▶ [TASK DESCRIPTION]: Every line below that holds the string "image" should be copied.

***

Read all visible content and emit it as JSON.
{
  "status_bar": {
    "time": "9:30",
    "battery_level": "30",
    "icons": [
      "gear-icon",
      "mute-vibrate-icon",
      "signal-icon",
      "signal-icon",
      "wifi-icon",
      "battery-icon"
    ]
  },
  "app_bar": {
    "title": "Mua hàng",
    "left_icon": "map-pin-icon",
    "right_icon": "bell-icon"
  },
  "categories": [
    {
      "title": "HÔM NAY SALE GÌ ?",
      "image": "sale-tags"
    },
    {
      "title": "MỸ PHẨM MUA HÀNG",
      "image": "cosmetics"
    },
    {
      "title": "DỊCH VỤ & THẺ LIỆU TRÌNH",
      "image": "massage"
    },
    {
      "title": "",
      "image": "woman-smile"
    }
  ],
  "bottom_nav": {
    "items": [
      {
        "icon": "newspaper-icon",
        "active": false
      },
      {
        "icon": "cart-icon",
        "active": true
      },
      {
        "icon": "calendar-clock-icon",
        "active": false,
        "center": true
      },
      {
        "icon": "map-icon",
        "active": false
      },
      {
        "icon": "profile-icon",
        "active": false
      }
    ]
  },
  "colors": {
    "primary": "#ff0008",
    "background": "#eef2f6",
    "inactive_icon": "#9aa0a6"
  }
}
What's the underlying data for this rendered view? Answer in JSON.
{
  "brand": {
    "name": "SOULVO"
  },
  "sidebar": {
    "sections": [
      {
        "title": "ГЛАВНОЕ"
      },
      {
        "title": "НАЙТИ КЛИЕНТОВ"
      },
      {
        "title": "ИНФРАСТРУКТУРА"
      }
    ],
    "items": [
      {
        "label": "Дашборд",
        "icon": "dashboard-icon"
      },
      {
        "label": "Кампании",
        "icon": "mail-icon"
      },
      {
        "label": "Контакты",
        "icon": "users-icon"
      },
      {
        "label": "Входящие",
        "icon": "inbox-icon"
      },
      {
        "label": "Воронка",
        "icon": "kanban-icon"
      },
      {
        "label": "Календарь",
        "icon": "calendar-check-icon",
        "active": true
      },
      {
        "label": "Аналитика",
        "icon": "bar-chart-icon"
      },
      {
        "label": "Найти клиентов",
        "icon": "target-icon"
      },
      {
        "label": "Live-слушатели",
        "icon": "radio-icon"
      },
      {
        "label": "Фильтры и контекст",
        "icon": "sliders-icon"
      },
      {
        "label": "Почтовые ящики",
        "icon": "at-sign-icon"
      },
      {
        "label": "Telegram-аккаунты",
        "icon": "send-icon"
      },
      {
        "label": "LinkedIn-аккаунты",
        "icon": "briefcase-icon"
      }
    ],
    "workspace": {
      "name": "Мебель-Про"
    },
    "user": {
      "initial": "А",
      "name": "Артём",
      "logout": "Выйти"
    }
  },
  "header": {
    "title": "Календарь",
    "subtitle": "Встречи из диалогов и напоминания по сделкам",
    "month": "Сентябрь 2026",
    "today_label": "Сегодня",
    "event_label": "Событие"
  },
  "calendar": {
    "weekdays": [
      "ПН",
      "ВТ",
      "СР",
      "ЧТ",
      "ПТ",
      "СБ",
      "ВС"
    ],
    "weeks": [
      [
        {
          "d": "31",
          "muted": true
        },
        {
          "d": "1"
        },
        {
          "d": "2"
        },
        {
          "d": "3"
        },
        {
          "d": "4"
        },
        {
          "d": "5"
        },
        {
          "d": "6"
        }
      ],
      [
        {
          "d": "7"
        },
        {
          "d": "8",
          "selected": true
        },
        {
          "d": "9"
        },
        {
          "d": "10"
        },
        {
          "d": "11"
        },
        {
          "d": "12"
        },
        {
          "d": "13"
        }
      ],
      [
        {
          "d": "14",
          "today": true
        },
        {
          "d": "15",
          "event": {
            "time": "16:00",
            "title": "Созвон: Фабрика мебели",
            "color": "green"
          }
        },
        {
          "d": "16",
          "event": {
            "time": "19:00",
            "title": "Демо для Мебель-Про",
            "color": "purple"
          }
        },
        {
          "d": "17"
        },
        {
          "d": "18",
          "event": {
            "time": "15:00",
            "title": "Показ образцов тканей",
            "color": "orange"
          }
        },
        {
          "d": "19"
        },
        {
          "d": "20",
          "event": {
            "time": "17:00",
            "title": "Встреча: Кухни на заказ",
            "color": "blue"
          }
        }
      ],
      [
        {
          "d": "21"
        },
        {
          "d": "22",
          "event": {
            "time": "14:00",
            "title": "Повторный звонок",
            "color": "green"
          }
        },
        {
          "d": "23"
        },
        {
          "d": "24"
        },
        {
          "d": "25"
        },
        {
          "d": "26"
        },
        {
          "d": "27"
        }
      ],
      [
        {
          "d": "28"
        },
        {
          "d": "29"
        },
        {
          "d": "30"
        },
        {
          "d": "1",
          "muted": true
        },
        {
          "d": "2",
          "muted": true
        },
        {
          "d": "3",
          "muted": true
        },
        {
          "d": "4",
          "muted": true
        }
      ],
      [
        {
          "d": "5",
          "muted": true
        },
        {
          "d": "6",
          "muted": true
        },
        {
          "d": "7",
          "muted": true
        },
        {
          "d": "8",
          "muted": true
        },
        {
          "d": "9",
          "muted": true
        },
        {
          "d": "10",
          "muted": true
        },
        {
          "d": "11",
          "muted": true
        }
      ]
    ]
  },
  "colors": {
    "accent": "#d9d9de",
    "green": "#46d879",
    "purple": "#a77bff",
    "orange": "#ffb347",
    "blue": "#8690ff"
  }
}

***

▶ [EXERCISE SOLUTION]:
      "image": "sale-tags"
      "image": "cosmetics"
      "image": "massage"
      "image": "woman-smile"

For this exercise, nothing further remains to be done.